(Data about app and page elements)

▼▼▼

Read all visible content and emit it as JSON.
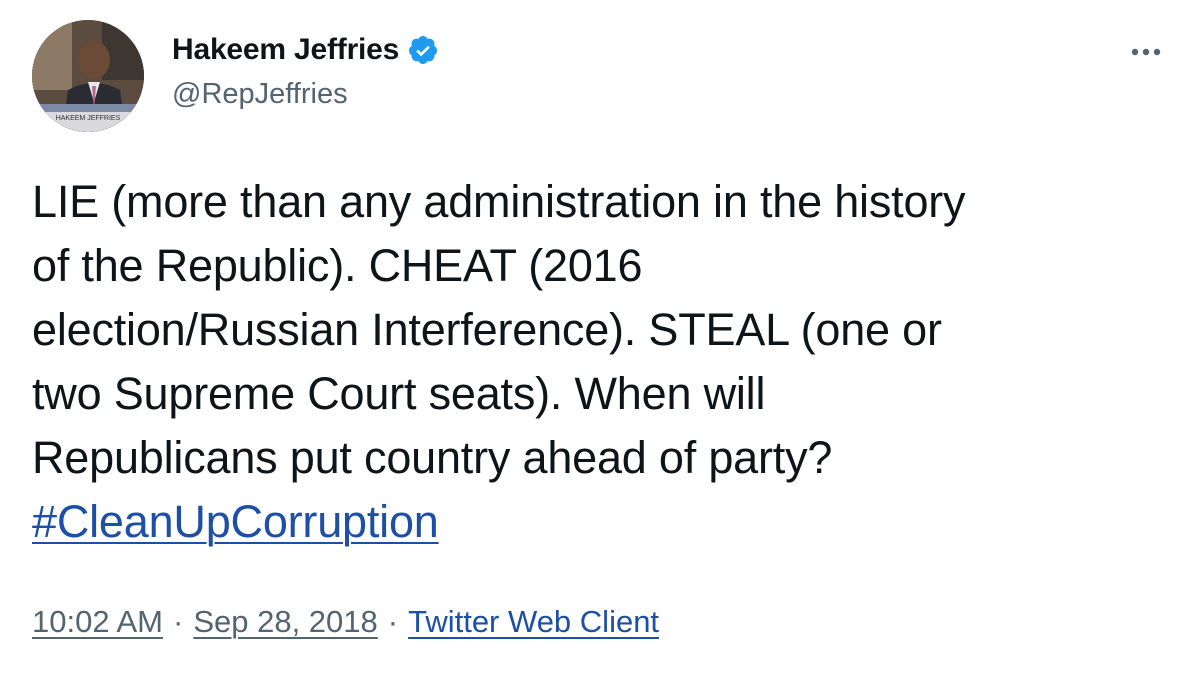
{
  "author": {
    "display_name": "Hakeem Jeffries",
    "handle": "@RepJeffries",
    "verified": true,
    "avatar_icon": "profile-photo",
    "avatar_caption": "HAKEEM JEFFRIES"
  },
  "menu": {
    "icon": "more-options-icon"
  },
  "tweet": {
    "lines": [
      "LIE (more than any administration in the history",
      "of the Republic). CHEAT (2016",
      "election/Russian Interference). STEAL (one or",
      "two Supreme Court seats). When will",
      "Republicans put country ahead of party?"
    ],
    "hashtag": "#CleanUpCorruption"
  },
  "meta": {
    "time": "10:02 AM",
    "separator": "·",
    "date": "Sep 28, 2018",
    "source": "Twitter Web Client"
  },
  "colors": {
    "text": "#0f1419",
    "secondary": "#536471",
    "link": "#1d4fa6",
    "verified": "#1d9bf0"
  }
}
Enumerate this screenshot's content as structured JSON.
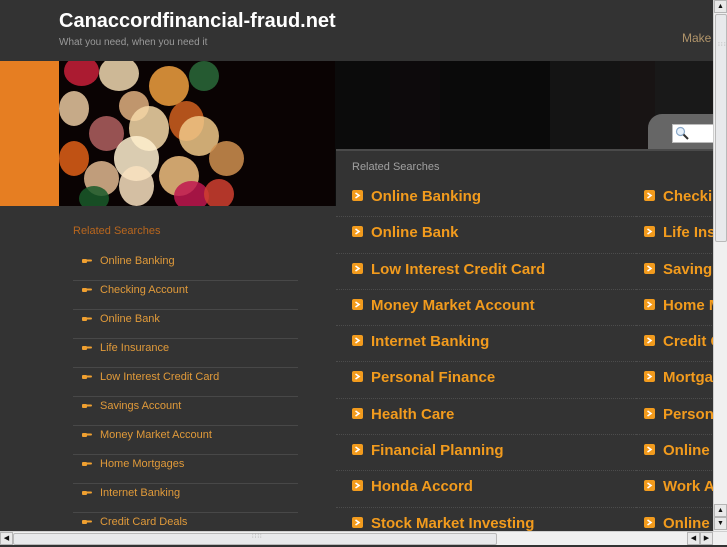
{
  "header": {
    "site_title": "Canaccordfinancial-fraud.net",
    "tagline": "What you need, when you need it",
    "make_link": "Make"
  },
  "search": {
    "icon": "search-icon",
    "placeholder": ""
  },
  "sidebar": {
    "heading": "Related Searches",
    "item_icon": "pointing-hand-icon",
    "items": [
      {
        "label": "Online Banking"
      },
      {
        "label": "Checking Account"
      },
      {
        "label": "Online Bank"
      },
      {
        "label": "Life Insurance"
      },
      {
        "label": "Low Interest Credit Card"
      },
      {
        "label": "Savings Account"
      },
      {
        "label": "Money Market Account"
      },
      {
        "label": "Home Mortgages"
      },
      {
        "label": "Internet Banking"
      },
      {
        "label": "Credit Card Deals"
      }
    ]
  },
  "main": {
    "heading": "Related Searches",
    "item_icon": "chevron-right-icon",
    "left_column": [
      {
        "label": "Online Banking"
      },
      {
        "label": "Online Bank"
      },
      {
        "label": "Low Interest Credit Card"
      },
      {
        "label": "Money Market Account"
      },
      {
        "label": "Internet Banking"
      },
      {
        "label": "Personal Finance"
      },
      {
        "label": "Health Care"
      },
      {
        "label": "Financial Planning"
      },
      {
        "label": "Honda Accord"
      },
      {
        "label": "Stock Market Investing"
      }
    ],
    "right_column": [
      {
        "label": "Checki"
      },
      {
        "label": "Life Ins"
      },
      {
        "label": "Saving"
      },
      {
        "label": "Home M"
      },
      {
        "label": "Credit C"
      },
      {
        "label": "Mortga"
      },
      {
        "label": "Person"
      },
      {
        "label": "Online"
      },
      {
        "label": "Work A"
      },
      {
        "label": "Online"
      }
    ]
  },
  "scrollbars": {
    "vertical_icons": [
      "scroll-up-icon",
      "scroll-down-icon"
    ],
    "horizontal_icons": [
      "scroll-left-icon",
      "scroll-right-icon"
    ]
  },
  "colors": {
    "accent_orange": "#f29b1d",
    "banner_orange": "#e67e22",
    "background": "#333333",
    "title_white": "#ffffff"
  }
}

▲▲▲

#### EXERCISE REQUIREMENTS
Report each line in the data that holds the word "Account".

#### YOUR RESPONSE
        "label": "Checking Account"
        "label": "Savings Account"
        "label": "Money Market Account"
        "label": "Money Market Account"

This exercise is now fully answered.